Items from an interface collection

______

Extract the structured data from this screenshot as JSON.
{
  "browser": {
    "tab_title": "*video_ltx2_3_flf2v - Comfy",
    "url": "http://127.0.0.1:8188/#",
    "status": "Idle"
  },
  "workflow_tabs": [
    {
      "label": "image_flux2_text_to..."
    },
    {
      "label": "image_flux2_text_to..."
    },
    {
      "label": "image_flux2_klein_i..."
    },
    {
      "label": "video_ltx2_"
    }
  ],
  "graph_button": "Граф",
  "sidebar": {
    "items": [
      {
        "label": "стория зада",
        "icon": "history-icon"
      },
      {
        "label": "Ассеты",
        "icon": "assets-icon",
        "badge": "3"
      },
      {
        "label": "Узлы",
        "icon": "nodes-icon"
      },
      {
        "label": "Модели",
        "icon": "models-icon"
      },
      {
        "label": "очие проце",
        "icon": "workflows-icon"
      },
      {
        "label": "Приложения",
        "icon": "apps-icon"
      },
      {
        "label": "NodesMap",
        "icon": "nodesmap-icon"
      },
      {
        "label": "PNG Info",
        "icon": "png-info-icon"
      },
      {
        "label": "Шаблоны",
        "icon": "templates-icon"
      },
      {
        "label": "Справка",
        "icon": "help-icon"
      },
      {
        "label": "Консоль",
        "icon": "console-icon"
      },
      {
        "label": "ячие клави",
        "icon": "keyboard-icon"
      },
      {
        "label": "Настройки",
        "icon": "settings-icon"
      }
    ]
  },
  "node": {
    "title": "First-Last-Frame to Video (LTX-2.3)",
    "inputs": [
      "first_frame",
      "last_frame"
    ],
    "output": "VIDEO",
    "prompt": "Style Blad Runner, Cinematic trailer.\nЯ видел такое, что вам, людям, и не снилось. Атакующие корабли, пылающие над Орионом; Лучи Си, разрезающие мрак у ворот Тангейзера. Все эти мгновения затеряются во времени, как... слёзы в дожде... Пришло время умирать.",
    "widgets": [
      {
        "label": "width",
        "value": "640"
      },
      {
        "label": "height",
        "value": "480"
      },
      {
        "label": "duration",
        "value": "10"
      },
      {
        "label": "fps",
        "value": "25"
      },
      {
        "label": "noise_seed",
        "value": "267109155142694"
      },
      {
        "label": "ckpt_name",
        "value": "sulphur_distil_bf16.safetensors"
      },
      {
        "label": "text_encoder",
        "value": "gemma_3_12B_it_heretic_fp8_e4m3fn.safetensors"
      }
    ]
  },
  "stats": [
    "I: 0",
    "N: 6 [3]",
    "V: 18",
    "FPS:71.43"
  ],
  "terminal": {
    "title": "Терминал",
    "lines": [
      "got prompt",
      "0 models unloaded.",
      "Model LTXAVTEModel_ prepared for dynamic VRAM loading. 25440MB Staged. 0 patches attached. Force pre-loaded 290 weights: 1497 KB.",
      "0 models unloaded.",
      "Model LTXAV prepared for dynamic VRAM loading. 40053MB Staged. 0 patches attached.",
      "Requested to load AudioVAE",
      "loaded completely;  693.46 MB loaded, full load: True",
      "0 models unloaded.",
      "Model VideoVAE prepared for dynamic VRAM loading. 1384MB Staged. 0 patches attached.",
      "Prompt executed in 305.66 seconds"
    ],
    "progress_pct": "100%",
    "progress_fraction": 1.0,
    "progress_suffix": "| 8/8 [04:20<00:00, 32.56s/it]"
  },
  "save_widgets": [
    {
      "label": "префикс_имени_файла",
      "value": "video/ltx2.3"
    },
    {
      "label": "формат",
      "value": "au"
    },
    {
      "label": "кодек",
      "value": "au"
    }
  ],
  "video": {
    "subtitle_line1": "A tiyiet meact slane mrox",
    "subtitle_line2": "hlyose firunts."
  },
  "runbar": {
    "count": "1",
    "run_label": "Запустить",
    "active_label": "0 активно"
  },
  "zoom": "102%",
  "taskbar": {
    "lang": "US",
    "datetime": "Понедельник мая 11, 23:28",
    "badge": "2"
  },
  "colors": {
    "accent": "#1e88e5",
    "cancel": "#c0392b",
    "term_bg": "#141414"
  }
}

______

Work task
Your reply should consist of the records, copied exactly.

Worked solution
Extract the structured data from this screenshot as JSON.
{
  "browser": {
    "tab_title": "*video_ltx2_3_flf2v - Comfy",
    "url": "http://127.0.0.1:8188/#",
    "status": "Idle"
  },
  "workflow_tabs": [
    {
      "label": "image_flux2_text_to..."
    },
    {
      "label": "image_flux2_text_to..."
    },
    {
      "label": "image_flux2_klein_i..."
    },
    {
      "label": "video_ltx2_"
    }
  ],
  "graph_button": "Граф",
  "sidebar": {
    "items": [
      {
        "label": "стория зада",
        "icon": "history-icon"
      },
      {
        "label": "Ассеты",
        "icon": "assets-icon",
        "badge": "3"
      },
      {
        "label": "Узлы",
        "icon": "nodes-icon"
      },
      {
        "label": "Модели",
        "icon": "models-icon"
      },
      {
        "label": "очие проце",
        "icon": "workflows-icon"
      },
      {
        "label": "Приложения",
        "icon": "apps-icon"
      },
      {
        "label": "NodesMap",
        "icon": "nodesmap-icon"
      },
      {
        "label": "PNG Info",
        "icon": "png-info-icon"
      },
      {
        "label": "Шаблоны",
        "icon": "templates-icon"
      },
      {
        "label": "Справка",
        "icon": "help-icon"
      },
      {
        "label": "Консоль",
        "icon": "console-icon"
      },
      {
        "label": "ячие клави",
        "icon": "keyboard-icon"
      },
      {
        "label": "Настройки",
        "icon": "settings-icon"
      }
    ]
  },
  "node": {
    "title": "First-Last-Frame to Video (LTX-2.3)",
    "inputs": [
      "first_frame",
      "last_frame"
    ],
    "output": "VIDEO",
    "prompt": "Style Blad Runner, Cinematic trailer.\nЯ видел такое, что вам, людям, и не снилось. Атакующие корабли, пылающие над Орионом; Лучи Си, разрезающие мрак у ворот Тангейзера. Все эти мгновения затеряются во времени, как... слёзы в дожде... Пришло время умирать.",
    "widgets": [
      {
        "label": "width",
        "value": "640"
      },
      {
        "label": "height",
        "value": "480"
      },
      {
        "label": "duration",
        "value": "10"
      },
      {
        "label": "fps",
        "value": "25"
      },
      {
        "label": "noise_seed",
        "value": "267109155142694"
      },
      {
        "label": "ckpt_name",
        "value": "sulphur_distil_bf16.safetensors"
      },
      {
        "label": "text_encoder",
        "value": "gemma_3_12B_it_heretic_fp8_e4m3fn.safetensors"
      }
    ]
  },
  "stats": [
    "I: 0",
    "N: 6 [3]",
    "V: 18",
    "FPS:71.43"
  ],
  "terminal": {
    "title": "Терминал",
    "lines": [
      "got prompt",
      "0 models unloaded.",
      "Model LTXAVTEModel_ prepared for dynamic VRAM loading. 25440MB Staged. 0 patches attached. Force pre-loaded 290 weights: 1497 KB.",
      "0 models unloaded.",
      "Model LTXAV prepared for dynamic VRAM loading. 40053MB Staged. 0 patches attached.",
      "Requested to load AudioVAE",
      "loaded completely;  693.46 MB loaded, full load: True",
      "0 models unloaded.",
      "Model VideoVAE prepared for dynamic VRAM loading. 1384MB Staged. 0 patches attached.",
      "Prompt executed in 305.66 seconds"
    ],
    "progress_pct": "100%",
    "progress_fraction": 1.0,
    "progress_suffix": "| 8/8 [04:20<00:00, 32.56s/it]"
  },
  "save_widgets": [
    {
      "label": "префикс_имени_файла",
      "value": "video/ltx2.3"
    },
    {
      "label": "формат",
      "value": "au"
    },
    {
      "label": "кодек",
      "value": "au"
    }
  ],
  "video": {
    "subtitle_line1": "A tiyiet meact slane mrox",
    "subtitle_line2": "hlyose firunts."
  },
  "runbar": {
    "count": "1",
    "run_label": "Запустить",
    "active_label": "0 активно"
  },
  "zoom": "102%",
  "taskbar": {
    "lang": "US",
    "datetime": "Понедельник мая 11, 23:28",
    "badge": "2"
  },
  "colors": {
    "accent": "#1e88e5",
    "cancel": "#c0392b",
    "term_bg": "#141414"
  }
}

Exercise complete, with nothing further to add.